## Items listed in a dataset
--- START ---

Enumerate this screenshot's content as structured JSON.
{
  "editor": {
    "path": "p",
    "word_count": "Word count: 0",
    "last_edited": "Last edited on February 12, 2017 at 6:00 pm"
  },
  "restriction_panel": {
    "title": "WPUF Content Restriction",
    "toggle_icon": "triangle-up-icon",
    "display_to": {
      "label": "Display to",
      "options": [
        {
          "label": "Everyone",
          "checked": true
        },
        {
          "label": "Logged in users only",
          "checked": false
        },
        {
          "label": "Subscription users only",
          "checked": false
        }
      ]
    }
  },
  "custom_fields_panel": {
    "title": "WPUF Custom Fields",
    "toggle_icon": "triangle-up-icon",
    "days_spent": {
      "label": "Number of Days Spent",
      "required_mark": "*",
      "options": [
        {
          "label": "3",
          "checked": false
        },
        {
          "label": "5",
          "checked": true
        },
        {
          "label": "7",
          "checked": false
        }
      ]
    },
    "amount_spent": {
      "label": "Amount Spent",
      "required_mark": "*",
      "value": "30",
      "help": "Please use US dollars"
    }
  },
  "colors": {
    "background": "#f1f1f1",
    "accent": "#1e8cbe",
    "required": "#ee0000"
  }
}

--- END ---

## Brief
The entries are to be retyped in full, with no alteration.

## Output of the exercise
Enumerate this screenshot's content as structured JSON.
{
  "editor": {
    "path": "p",
    "word_count": "Word count: 0",
    "last_edited": "Last edited on February 12, 2017 at 6:00 pm"
  },
  "restriction_panel": {
    "title": "WPUF Content Restriction",
    "toggle_icon": "triangle-up-icon",
    "display_to": {
      "label": "Display to",
      "options": [
        {
          "label": "Everyone",
          "checked": true
        },
        {
          "label": "Logged in users only",
          "checked": false
        },
        {
          "label": "Subscription users only",
          "checked": false
        }
      ]
    }
  },
  "custom_fields_panel": {
    "title": "WPUF Custom Fields",
    "toggle_icon": "triangle-up-icon",
    "days_spent": {
      "label": "Number of Days Spent",
      "required_mark": "*",
      "options": [
        {
          "label": "3",
          "checked": false
        },
        {
          "label": "5",
          "checked": true
        },
        {
          "label": "7",
          "checked": false
        }
      ]
    },
    "amount_spent": {
      "label": "Amount Spent",
      "required_mark": "*",
      "value": "30",
      "help": "Please use US dollars"
    }
  },
  "colors": {
    "background": "#f1f1f1",
    "accent": "#1e8cbe",
    "required": "#ee0000"
  }
}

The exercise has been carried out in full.